B. Researchers shall respect the legal rights of research subjects for privacy, confidentiality, and data protection. This applies to all types and forms of personally identifiable information that is collected as part of the research process and which may or may not be retained by the researcher for a declared and limited time. Such information is defined in Section III.C.
C. No response in a survey or other research finding shall be linked in any way to an identifiable respondent. Respondents shall remain unidentified, except in rare cases, with the respondent’s specific permission and provided that such identification is not ruled out by law. The researcher shall take measures to prevent deductive disclosure by the client/sponsor or other researchers who may acquire the data from archives available to the general public.
D. The interview method or any other method employed by the researcher shall never be used as a disguise for other purposes including, but not limited to, marketing, sales solicitation, fundraising or political campaigning.
VI. ETHICAL STANDARDS FOR INTERVIEWERS EMPLOYED BY WAPOR RESEARCHERS
A. Research assignments and materials received, as well as all information from research subjects, shall be held in confidence by the interviewer and revealed to no one outside of the research organization which is conducting the study.
B. No information gained through a research activity shall be used, directly or indirectly, for the personal gain or advantage of the interviewer.
C. The research shall be conducted in strict accordance with study specifications for sampling, administering the questionnaire and interacting with data subjects. No interviewer shall carry out more than one assignment in contact with the same respondents unless this is authorized by the research organization and its clients.
D. No outside pressure, political or commercial, shall be used by a research organization to justify violation of this Code.

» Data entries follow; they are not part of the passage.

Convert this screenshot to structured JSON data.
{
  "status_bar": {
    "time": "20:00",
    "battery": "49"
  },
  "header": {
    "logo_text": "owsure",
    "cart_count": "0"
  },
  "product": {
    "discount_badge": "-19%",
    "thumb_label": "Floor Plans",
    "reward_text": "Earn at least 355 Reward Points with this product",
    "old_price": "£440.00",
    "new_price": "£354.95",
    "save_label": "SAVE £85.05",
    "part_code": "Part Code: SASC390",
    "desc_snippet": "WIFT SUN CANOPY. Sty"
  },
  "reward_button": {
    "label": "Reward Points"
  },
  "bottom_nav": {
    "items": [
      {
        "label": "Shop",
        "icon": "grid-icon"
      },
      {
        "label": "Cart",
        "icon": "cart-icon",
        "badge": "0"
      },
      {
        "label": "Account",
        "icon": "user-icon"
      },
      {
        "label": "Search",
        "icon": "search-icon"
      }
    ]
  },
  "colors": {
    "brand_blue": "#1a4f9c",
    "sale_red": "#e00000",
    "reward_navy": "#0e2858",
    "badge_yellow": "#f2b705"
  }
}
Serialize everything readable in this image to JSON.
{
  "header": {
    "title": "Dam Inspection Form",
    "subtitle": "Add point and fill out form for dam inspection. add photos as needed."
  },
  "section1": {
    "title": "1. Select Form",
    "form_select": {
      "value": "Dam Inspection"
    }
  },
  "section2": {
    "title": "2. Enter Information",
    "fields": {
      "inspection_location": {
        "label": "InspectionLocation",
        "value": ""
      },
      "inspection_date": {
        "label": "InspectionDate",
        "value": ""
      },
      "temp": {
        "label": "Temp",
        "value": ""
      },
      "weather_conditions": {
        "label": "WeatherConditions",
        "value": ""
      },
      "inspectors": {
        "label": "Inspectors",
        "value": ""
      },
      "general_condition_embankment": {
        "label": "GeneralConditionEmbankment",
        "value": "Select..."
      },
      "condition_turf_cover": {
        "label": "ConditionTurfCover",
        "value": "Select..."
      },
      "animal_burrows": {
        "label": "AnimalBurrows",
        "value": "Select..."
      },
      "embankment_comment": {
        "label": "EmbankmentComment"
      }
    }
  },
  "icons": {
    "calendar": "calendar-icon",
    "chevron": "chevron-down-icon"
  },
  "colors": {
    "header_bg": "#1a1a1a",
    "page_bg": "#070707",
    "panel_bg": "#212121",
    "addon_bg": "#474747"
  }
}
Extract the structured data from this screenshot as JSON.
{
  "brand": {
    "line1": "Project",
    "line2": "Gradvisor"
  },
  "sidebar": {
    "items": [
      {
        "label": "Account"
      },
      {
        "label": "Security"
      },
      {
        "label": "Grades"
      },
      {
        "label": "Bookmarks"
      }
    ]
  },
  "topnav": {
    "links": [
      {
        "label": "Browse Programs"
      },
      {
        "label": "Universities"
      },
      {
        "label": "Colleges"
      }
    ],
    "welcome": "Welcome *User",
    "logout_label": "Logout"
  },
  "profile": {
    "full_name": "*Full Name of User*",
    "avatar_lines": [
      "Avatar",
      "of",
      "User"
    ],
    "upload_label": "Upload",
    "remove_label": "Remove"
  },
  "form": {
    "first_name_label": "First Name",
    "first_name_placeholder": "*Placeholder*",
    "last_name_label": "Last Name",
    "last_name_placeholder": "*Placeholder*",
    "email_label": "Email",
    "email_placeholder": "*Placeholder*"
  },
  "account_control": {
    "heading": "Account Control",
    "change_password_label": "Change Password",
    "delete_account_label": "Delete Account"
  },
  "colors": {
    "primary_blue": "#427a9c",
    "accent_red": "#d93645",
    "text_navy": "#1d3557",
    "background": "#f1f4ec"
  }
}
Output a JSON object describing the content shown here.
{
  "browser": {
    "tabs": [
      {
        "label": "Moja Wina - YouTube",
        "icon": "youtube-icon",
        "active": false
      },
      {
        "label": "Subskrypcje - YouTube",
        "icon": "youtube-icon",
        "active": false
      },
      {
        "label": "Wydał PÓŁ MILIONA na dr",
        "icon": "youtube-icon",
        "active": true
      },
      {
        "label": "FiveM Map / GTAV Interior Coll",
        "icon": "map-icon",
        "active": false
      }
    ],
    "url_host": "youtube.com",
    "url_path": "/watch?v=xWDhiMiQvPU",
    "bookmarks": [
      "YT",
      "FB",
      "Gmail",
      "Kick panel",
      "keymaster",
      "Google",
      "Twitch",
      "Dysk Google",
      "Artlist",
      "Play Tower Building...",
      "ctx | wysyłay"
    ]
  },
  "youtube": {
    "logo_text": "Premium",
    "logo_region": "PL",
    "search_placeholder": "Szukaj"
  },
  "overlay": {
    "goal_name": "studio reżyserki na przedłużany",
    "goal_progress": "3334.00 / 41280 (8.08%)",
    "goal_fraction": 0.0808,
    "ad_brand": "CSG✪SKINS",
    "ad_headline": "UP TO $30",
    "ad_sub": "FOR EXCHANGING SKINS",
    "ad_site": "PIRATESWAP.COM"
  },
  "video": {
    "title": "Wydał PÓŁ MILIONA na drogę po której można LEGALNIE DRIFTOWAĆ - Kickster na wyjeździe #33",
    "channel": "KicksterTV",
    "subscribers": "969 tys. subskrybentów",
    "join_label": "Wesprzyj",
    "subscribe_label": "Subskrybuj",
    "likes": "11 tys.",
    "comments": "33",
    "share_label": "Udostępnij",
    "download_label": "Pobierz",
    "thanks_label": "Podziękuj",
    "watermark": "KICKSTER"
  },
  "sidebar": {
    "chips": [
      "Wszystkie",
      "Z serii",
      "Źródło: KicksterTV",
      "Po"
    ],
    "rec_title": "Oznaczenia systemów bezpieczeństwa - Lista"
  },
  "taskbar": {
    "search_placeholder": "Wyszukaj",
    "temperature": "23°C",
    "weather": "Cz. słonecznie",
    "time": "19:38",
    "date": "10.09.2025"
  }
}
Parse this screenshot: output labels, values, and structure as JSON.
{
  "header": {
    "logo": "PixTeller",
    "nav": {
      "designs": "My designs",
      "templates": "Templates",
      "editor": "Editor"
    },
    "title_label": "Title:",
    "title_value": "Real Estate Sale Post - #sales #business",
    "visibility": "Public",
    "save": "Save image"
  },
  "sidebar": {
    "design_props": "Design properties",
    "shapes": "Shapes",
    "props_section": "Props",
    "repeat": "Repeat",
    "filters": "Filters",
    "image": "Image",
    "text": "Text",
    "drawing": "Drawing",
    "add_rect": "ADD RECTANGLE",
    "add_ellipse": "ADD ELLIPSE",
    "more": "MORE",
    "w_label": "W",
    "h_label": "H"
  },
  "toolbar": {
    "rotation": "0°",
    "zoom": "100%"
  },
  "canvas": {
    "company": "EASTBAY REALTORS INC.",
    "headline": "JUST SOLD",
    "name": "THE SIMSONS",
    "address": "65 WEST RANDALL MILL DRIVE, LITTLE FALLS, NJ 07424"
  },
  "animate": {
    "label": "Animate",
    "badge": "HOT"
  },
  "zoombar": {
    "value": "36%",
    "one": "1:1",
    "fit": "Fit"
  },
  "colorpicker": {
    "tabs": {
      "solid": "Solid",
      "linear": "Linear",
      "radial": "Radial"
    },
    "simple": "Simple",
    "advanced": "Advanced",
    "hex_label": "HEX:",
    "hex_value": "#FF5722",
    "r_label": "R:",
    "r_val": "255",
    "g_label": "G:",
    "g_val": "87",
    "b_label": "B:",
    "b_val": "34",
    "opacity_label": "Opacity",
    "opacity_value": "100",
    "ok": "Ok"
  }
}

E. Members shall not try to turn to account or put into evidence the fact of their membership in WAPOR as a token of professional competence or adherence to this or any other Code of Ethics. Membership implies no guarantee of qualifications or Code compliance, but it does imply acceptance of the Code by the member.